**Requirement:**
Below are the entries; count how many lines contain the word "ller" and reply with that number alone.

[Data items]
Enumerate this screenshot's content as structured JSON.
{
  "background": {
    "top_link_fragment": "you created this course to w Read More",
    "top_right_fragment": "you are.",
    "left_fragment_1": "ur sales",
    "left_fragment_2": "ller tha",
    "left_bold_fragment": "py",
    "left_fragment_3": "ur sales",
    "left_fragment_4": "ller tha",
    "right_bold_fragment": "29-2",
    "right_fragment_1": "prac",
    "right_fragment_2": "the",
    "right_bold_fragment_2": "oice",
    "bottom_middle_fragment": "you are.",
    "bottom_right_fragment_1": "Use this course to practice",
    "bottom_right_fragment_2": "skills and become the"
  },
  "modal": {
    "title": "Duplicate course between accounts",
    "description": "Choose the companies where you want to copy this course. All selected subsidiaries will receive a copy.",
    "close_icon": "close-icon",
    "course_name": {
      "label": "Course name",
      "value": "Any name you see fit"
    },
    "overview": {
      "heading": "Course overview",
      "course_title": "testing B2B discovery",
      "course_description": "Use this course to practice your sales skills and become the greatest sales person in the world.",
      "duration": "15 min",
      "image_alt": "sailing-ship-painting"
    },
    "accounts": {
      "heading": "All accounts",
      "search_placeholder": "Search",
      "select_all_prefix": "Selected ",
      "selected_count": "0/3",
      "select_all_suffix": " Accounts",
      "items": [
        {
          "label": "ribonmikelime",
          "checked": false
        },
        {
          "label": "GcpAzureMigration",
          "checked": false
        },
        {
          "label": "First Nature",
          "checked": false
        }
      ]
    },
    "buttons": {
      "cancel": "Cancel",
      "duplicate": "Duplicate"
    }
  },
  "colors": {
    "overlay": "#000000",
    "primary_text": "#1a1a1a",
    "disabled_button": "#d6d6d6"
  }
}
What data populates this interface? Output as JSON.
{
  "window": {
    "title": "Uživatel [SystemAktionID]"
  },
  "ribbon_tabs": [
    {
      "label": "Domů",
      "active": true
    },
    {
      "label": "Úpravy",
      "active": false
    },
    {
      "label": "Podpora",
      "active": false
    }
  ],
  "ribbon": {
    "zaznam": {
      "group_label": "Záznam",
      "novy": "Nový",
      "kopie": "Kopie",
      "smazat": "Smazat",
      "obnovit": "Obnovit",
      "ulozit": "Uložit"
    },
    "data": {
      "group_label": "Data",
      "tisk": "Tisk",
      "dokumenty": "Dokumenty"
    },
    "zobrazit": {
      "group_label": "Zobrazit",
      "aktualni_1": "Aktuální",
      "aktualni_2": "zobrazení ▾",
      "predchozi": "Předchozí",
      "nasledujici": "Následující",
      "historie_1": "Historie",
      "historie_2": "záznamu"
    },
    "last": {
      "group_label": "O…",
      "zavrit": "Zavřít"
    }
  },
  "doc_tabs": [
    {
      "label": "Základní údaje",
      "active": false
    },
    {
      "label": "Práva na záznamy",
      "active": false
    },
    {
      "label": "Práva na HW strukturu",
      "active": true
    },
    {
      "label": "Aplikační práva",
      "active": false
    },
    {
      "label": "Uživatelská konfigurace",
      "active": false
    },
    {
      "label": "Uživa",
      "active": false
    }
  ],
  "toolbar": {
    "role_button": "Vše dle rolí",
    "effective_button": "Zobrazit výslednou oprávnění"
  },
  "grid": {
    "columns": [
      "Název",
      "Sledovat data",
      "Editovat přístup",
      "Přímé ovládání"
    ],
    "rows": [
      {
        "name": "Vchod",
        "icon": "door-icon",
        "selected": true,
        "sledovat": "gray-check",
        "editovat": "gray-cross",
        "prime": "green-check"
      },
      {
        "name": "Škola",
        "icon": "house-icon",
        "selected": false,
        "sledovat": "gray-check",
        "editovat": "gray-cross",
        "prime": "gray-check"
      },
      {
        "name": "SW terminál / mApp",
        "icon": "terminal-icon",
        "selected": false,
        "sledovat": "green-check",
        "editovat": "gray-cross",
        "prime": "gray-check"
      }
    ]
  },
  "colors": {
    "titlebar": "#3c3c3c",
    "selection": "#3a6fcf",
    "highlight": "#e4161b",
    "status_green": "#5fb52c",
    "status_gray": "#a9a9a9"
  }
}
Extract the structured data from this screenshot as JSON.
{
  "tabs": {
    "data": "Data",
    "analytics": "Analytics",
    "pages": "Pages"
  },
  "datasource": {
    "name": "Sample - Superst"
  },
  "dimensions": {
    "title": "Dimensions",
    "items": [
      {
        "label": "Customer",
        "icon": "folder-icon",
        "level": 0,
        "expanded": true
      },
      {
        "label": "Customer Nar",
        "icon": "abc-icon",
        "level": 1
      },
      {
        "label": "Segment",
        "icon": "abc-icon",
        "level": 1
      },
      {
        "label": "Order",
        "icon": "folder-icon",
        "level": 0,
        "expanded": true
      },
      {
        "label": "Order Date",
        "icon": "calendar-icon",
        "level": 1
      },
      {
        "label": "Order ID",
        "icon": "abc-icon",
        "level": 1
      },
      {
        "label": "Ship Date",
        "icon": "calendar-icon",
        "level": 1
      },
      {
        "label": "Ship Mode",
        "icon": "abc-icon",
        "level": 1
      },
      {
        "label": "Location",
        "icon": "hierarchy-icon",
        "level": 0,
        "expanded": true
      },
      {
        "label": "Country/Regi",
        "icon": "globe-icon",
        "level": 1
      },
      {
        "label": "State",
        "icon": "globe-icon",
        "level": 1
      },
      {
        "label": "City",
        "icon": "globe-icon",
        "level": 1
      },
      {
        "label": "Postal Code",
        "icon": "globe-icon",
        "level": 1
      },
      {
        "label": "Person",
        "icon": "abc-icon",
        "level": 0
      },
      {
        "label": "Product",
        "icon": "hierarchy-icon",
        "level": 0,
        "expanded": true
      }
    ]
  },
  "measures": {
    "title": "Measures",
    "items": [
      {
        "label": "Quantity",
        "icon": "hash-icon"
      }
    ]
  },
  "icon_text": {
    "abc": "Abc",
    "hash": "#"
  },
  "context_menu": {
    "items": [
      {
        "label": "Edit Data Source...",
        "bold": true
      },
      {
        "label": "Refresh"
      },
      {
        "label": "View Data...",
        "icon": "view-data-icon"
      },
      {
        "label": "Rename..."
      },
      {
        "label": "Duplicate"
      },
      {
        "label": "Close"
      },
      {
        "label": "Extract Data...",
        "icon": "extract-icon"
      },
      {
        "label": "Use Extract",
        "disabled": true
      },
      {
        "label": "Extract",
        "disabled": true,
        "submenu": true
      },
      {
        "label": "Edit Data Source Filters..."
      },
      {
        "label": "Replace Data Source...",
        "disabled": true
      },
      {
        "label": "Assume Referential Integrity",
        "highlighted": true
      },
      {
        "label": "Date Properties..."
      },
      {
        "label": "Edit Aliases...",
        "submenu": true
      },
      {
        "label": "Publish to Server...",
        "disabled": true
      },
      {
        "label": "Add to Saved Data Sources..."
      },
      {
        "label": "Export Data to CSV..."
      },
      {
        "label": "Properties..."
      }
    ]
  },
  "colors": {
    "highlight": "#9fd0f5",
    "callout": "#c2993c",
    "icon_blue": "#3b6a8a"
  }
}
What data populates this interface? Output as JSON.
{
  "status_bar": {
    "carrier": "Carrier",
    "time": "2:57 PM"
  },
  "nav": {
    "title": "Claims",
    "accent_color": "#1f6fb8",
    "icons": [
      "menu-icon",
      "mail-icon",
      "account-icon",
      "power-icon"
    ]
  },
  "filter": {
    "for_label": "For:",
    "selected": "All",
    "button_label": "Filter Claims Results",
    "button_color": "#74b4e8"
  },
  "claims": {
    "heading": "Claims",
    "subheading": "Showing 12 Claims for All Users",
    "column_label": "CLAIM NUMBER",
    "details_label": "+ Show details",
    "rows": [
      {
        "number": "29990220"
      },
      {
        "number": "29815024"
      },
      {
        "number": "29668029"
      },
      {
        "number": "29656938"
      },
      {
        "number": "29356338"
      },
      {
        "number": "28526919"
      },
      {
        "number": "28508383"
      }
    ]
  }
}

**Solution to this exercise:**
2